A recruiter is never going to recommend a resume that doesn’t convey a fit for consulting. Your job is to make sure your resume gives plenty of ways for a consulting recruiter to picture you working as a consultant, and more specifically, as an analyst/associate/consultant at their firm.
How can you do that?
First, demonstrate success in a variety of situations. Start with a stellar education from a top university, follow that with amazing leadership experience, and close with awards, distinctions, and accolades you’ve received.
Next, demonstrate an interest in business, numbers, and strategy. Recruiters need to know that you can grasp the bigger picture, and not get stuck in the weeds, and that you’re comfortable with your analytical side.
Third, give evidence that you’re an effective communicator. Your typical day as a consultant will consist of client meetings, internal team meetings, data gathering and analysis, PowerPoint slide creation, and conference calls. Most of this requires excellent teamwork and communication skills, so anything you can include on your resume that demonstrates your communication prowess – leadership positions, fundraising activities, etc. – is going to gain you points with the recruiter.
#3 Dynamic personality
Nobody wants to spend 60 hours a week with a bore. Consulting is time-intensive, and – harsh reality – you’re probably going to spend more time at work than with your friends and family, at least when you’re close to a deliverable. Recruiters are looking for candidates who can get along with others, have the ability to relate with clients at various levels of seniority, and enjoy meeting new people. In short, they’re looking for prospects with a personality!

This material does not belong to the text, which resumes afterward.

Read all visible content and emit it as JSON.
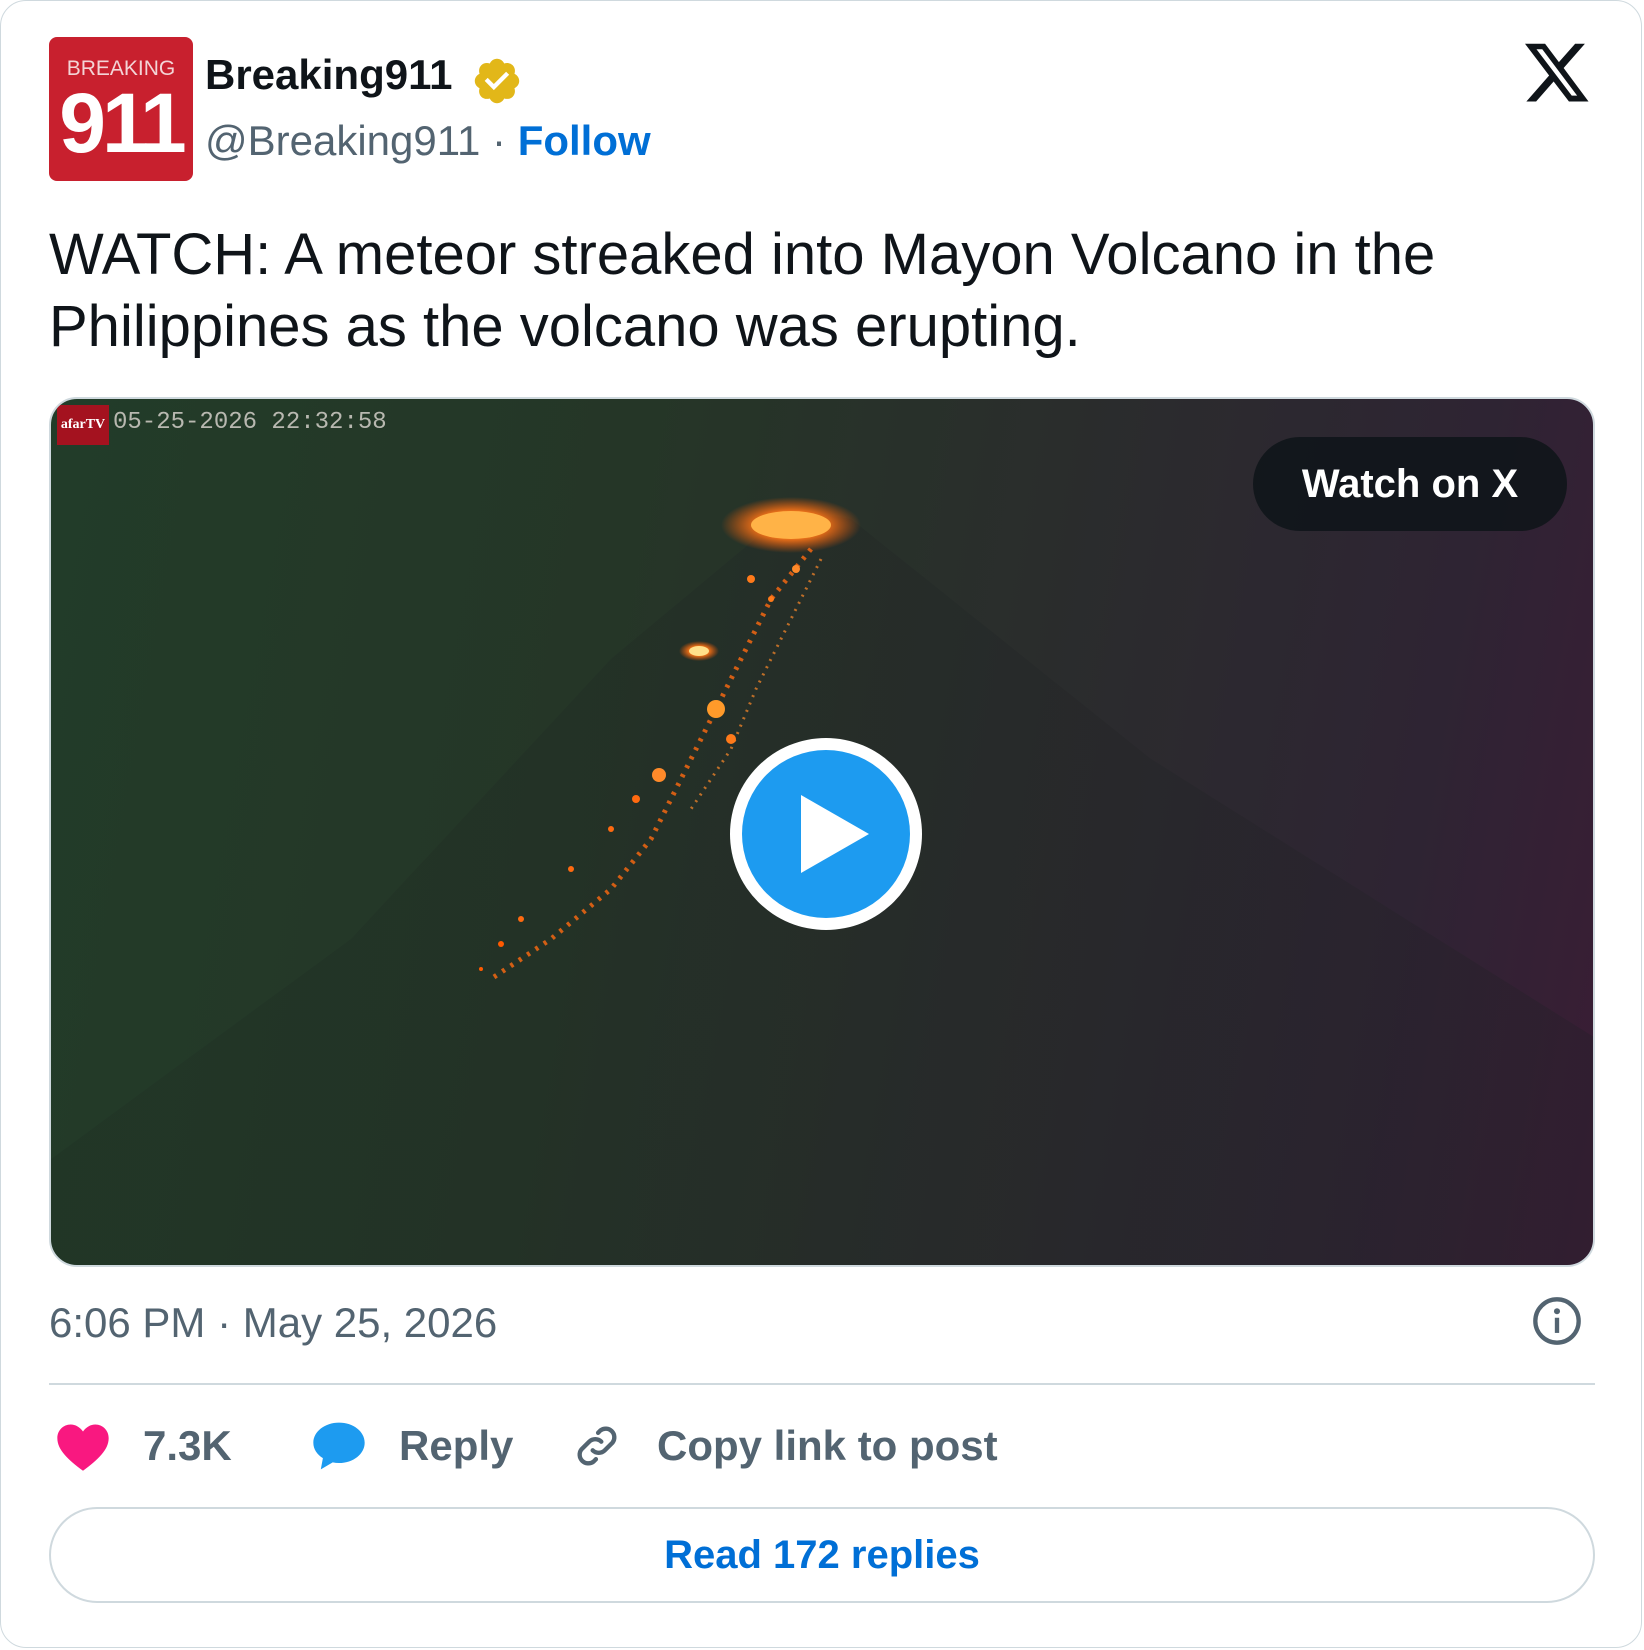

There’s one place on your consulting resume dedicated to sharing your personality – the Interests section at the very bottom. When scanning hundreds of resumes, reviewers look for glimpses of fun – and this section provides it. Languages, activities, and specific interests give life to your overall application, and as a bonus, offer welcome moments of joy in a long day’s review.
In addition to giving recruiters a glimpse of your personality, the Interests section also serves perhaps a more important purpose at a later stage – in the interview, these pieces of info are great icebreakers.
In summary, when you’re applying to top consulting firms, make sure you’re ready to pass both a screen by the recruiter and a screen by the resume panel. The recruiter’s glimpse will be quick, so make sure you make a good first impression.
Hope you enjoyed our latest post! For more on management consulting resumes, read additional posts from MC: